The European Commission has published its pharmaceutical strategy to increase access to innovative and safe medicine, including steps to adapt regulation to advanced therapies.
The ‘Pharmaceutical Strategy for Europe’ was announced last week by the European Commission (EC) in order to strengthen and protect the European Union’s pharmaceutical supply chain, in light of medical innovation and the on-going pandemic. Within the subsection entitled ‘Enabling innovation and digital transformation’, the first example of innovation given is advanced therapies.
In particular, the EC states that cell and gene therapies require a regulatory response, noting the volume of such treatments in development. Last year, the US Food and Drug Administration suggested that 10 to 20 cell and gene therapies could see approval per year by 2025.
The paper suggests two ways in which these types of therapies will require adaptation, the method of manufacture and a ‘new business model’ to address their cost, with the latter point being raised by treatments that can offer one-time cures as opposed to chronic treatment.
In relation to manufacture, the EC suggests that there is a shift from therapeutic products being produced in a traditional factory setting towards a ‘bedside’ manufacturing process.
The strategy notes that these new treatment modalities are able to improve patient outcomes and also speed up production time; however, it also outlines that bedside manufacturing can “create new challenges in terms of appropriate quality, inspection and oversight.”
When asked what would be EC’s response to such challenges, a Commission official told Bioprocess Insider that “the strategy will partly analyse the appropriateness of the current regulatory framework, with the purpose to enable those technologies, but also with the purpose to ensure that patients can trust in the quality of the medicine administered.”

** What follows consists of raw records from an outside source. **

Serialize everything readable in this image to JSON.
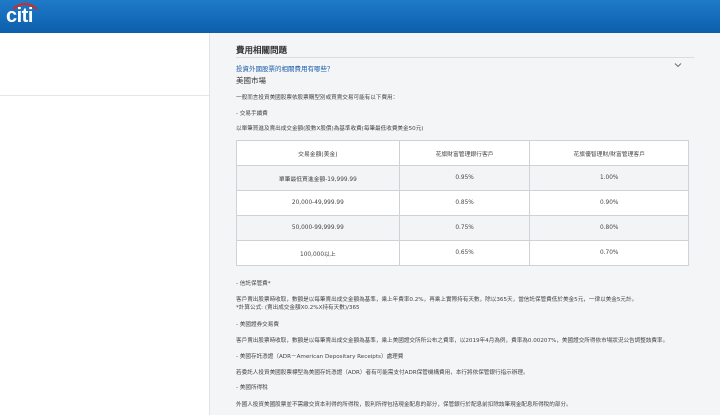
{
  "header": {
    "logo_text": "citi"
  },
  "section": {
    "title": "費用相關問題",
    "question": "投資外國股票的相關費用有哪些？",
    "market_title": "美國市場",
    "intro": "一般而言投資美國股票依股票購型別或買賣交易可能有以下費用：",
    "fee_label": "- 交易手續費",
    "fee_desc": "以單筆買進及賣出成交金額(股數X股價)為基準收費(每筆最低收費美金50元)"
  },
  "fee_table": {
    "headers": [
      "交易金額(美金)",
      "花旗財富管理銀行客戶",
      "花旗優智理財/財富管理客戶"
    ],
    "rows": [
      [
        "單筆最低買進金額-19,999.99",
        "0.95%",
        "1.00%"
      ],
      [
        "20,000-49,999.99",
        "0.85%",
        "0.90%"
      ],
      [
        "50,000-99,999.99",
        "0.75%",
        "0.80%"
      ],
      [
        "100,000以上",
        "0.65%",
        "0.70%"
      ]
    ]
  },
  "notes": {
    "custody_label": "- 信託保管費*",
    "custody_desc": "客戶賣出股票時收取，數額是以每筆賣出成交金額為基準，乘上年費率0.2%，再乘上實際持有天數，除以365天，當信託保管費低於美金5元，一律以美金5元計。",
    "custody_formula": "*計算公式: (賣出成交金額X0.2%X持有天數)/365",
    "sec_label": "- 美國證券交易費",
    "sec_desc": "客戶賣出股票時收取，數額是以每筆賣出成交金額為基準，乘上美國證交所所公布之費率，以2019年4月為例，費率為0.00207%，美國證交所得依市場狀況公告調整該費率。",
    "adr_label": "- 美國存託憑證（ADR－American Depositary Receipts）處理費",
    "adr_desc": "若委託人投資美國股票標型為美國存託憑證（ADR）者有可能需支付ADR保管機構費用，本行將依保管銀行指示辦理。",
    "tax_label": "- 美國所得稅",
    "tax_desc": "外國人投資美國股票並不需繳交資本利得的所得稅，股利所得包括現金配息的部分，保管銀行於配息前扣除該筆現金配息所得稅的部分。"
  }
}
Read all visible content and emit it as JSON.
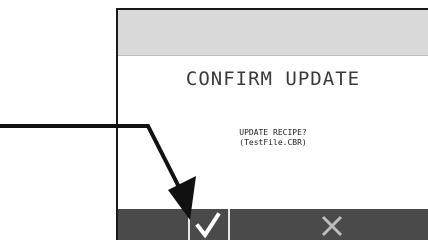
{
  "dialog": {
    "title": "CONFIRM UPDATE",
    "message_line1": "UPDATE RECIPE?",
    "message_line2": "(TestFile.CBR)"
  },
  "buttons": {
    "confirm_icon": "checkmark-icon",
    "cancel_icon": "close-icon"
  },
  "colors": {
    "header_bg": "#d9d9d9",
    "bar_bg": "#4a4a4a",
    "icon": "#ffffff",
    "cancel_icon": "#bdbdbd"
  }
}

The official noted that advanced therapeutics and their manufacture would not be the only spaces where adaption of regulation would need to take place, with nanotechnology, 3D printing, and decentralised in-situ manufacturing also being reviewed.
This conversation around advanced therapies is not happening in a vacuum, with the WHO creating a white paper to increase regulatory alignment across high-income countries, with the aim of establishing a harmonized approach that could then be adopted by low- and middle-income countries to improve access.
Despite the on-going public health repercussions of the current pandemic, the strategy acknowledges it has brought with it some successes, in terms of the rapid development of vaccines.
The strategy points to the fact that Europe will receive ‘widespread and equitable’ access to vaccines for COVID-19, made available in record time, as an ‘inspiration’ for the future operation of the industry.
In a section on addressing unmet need across public health, however, the EC notes that the lack of development occurring in the vaccines sector to address emerging health threats.
The Commission official stated that the strategy will consider the lesson from the COVID-19 pandemic to determine a way to encourage increased development in the area.
Further than this, the strategy itself notes that the EC will look to support the development of ‘crosscutting technological solutions’, such as vaccine platform technologies, to ‘sustain preparedness’ for future public health threats and countermeasures including research, clinical trials and data infrastructure.